FEATURE — At the end of the school year, my 9-year-old son brought home his writing journal. As I flipped through it, I fell in love with this letter:
Apparently my kids do listen to me. However, JC said it better than I ever could.
What I loved most about this letter is JC realizing eating plants is the best way to be compassionate to others and to the environment. As we cultivate and utilize more fresh, plant-based foods, we can more adequately use our (dwindling) natural resources to feed all those that need it, given that half the global population is inadequately nourished.
The best place to start is to educate children and inspire them to grow, eat, and share plant-based foods.
Aside from using pots, planter boxes, or areas of land to grow your own food (a fantastic idea), here are some other tips to encourage healthy food habits in your children:
1. Do not use food as a reward or bribe
I know, it is so hard not to do. But promising dessert after dinner or as a reward for an accomplishment may create an emotional attachment to food, leading to health and weight problems later in life. Some alternative ideas may be earning extra screen time, a new board game, family activity nights or expanding privileges.
2. Take children grocery shopping and involve them in meal planning and meal preparation
Allow them to pick what fruits and vegetables look and sound appealing while discussing ways to use them for meals and snacks. As they plan meals, it may help to choose fruit and vegetables, a complex carbohydrate (oats, brown rice, wheat, corn, potatoes, whole grain pasta) and a lean protein (beans, nuts and seeds, fish, poultry, meat, eggs, dairy) for each meal. When they can take ownership, they are more likely to eat and enjoy the food.
3. Do not make mealtime a struggle
Your only job as a parent is to provide a good example by creating a healthy environment. From there, your children will decide how much and what they eat. Don’t overstep your boundaries to manipulate food intake, which may lead to unhealthy relationships with food. Remember that children (and even adults!) need at least ten neutral exposures to a food before deciding if they do or do not like it.
4. Children will eat what’s available
If you have unhealthy choices around, they will eat them. When you create a healthy environment where fruits and vegetables are convenient for them to grab, they are more likely to do so. Also, never chastise for unhealthy choices (especially if you are the one bringing them home). Keep the message positive by focusing on what to add, not subtract. Praise healthy behaviors rather than berating it.
5. Eat meals as a family
Research shows that children who eat with their parents eat healthier meals and are less likely to engage in problematic behaviors as teenagers. Win, win!
In order to change our nutritional environment, we must start with our children. Creating healthy habits at a young age allows them to avoid or break the cycle of disordered eating and be a voice for change. What a gift we give a child when we teach them health is the greatest wealth.

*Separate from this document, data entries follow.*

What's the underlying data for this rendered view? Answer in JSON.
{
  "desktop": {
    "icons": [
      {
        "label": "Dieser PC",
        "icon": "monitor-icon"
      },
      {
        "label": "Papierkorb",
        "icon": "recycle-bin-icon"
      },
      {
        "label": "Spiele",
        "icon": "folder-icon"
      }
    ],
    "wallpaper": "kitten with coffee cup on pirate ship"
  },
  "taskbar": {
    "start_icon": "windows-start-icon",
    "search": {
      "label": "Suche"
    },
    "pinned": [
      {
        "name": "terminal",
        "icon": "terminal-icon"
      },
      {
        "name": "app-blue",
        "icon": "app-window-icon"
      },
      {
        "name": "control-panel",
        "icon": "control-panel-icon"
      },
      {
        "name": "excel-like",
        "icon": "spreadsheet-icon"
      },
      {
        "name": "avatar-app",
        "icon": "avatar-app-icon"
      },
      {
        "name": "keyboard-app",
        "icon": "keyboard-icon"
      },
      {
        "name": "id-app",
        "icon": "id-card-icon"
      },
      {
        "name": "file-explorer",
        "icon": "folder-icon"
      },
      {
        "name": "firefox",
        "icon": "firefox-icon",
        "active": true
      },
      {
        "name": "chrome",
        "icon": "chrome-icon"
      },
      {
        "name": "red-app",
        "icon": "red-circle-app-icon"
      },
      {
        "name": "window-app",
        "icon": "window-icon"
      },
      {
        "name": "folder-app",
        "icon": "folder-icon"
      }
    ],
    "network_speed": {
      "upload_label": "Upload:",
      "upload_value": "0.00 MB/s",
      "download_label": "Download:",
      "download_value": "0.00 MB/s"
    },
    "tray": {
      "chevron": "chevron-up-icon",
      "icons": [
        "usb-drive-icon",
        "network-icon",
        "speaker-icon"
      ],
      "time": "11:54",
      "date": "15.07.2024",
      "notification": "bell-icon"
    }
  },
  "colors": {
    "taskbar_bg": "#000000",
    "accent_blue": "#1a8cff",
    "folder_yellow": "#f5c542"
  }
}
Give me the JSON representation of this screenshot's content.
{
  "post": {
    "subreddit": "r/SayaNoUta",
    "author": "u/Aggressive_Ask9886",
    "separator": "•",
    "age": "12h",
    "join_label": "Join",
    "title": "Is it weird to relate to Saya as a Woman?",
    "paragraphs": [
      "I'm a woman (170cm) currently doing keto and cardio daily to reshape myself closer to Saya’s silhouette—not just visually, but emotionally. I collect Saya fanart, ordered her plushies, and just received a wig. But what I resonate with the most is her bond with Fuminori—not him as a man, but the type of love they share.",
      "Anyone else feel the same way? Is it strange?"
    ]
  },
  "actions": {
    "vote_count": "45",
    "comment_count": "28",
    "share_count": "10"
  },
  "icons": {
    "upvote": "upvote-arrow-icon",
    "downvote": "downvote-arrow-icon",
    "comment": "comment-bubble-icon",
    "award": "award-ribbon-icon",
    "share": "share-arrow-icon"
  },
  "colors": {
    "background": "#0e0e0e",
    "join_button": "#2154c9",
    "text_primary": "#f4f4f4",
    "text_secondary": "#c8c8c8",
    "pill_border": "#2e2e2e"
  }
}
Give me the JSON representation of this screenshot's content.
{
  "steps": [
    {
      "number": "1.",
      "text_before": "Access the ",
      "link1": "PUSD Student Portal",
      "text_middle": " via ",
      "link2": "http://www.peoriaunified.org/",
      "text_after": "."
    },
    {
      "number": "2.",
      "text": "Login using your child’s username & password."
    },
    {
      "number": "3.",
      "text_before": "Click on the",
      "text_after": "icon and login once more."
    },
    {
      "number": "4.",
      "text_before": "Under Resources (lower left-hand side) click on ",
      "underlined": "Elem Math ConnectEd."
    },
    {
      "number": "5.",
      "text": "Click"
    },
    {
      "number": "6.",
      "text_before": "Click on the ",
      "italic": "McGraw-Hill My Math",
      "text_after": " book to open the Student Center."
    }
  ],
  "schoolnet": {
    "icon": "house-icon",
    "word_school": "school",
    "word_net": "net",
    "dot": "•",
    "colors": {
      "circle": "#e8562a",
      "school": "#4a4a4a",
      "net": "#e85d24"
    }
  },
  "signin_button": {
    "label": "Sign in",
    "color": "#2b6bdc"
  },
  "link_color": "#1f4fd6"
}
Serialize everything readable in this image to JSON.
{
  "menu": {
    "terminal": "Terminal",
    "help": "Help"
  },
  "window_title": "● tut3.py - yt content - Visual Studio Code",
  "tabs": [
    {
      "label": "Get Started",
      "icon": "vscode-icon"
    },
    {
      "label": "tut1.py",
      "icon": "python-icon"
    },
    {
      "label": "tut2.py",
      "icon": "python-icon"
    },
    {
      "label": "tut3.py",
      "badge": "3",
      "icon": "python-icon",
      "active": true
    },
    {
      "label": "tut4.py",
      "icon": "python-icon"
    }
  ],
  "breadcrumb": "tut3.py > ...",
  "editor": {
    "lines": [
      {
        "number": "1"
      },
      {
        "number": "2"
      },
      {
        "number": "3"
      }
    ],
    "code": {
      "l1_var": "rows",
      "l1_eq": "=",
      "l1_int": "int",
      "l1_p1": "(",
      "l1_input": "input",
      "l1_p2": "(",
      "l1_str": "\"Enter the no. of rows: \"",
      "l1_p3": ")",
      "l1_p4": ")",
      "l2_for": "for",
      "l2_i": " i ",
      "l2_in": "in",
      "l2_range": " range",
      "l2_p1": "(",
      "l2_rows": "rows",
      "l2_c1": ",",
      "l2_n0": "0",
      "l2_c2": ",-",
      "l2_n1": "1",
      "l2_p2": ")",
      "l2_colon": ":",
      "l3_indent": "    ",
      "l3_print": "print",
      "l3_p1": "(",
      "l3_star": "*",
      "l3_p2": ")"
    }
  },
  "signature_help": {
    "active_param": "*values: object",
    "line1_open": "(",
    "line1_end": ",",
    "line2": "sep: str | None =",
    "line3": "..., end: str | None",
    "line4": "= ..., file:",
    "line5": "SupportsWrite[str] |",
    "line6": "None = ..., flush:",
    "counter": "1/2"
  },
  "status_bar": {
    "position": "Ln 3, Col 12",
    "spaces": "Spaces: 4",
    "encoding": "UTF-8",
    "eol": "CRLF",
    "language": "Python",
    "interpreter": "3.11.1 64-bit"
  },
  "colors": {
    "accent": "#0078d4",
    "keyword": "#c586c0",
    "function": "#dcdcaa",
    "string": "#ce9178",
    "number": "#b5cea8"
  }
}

Text of child’s letter presented in image above
Dear Ms. Turner,
We gotta have a garden. The problem is that some people can’t buy their own good food. They have to ask neighbors. Some people can’t taste the freshness others can. It is not fair to them. That is the problem I want to fix.
This is my plan. First, we can ask people in our school (including the grown-ups) to help us build our garden. Next, we can plant your choice of seeds. Then, we can tend our plants. Finally, you can pluck them off, taste the goodness, be proud of what you did, and put them in our lunches. That is my plan.
So, we should make a garden. It can help us be a little more greener than we already are and my plan is to get everybody involved with this project. That is a rewrite of my plan.
- Leadership Excellence in School Nutrition awarded to Hurricane schools’ kitchen manager
- Obese children face serious health problems, now and later
- Why Michelle Obama is so awesome
- Relationship Connection: Finding the motivation to exercise
- Food allergies, sensitivities and intolerances
Written by Emily Fonnesbeck for St. George Health & Wellness magazine and St. George News.
Fonnesbeck is a registered dietitian who received her degree at BYU. She is a member of the Academy of Nutrition and Dietetics and belongs to the Vegetarian, Weight Management and Sports, Cardiovascular and Wellness Nutrition practice groups. She holds a certificate in adult weight management and is a certified LEAP therapist.
Email: [email protected]
Copyright St. George News, StGeorgeUtah.com Inc., and St. George Health and Wellness magazine, 2014, all rights reserved.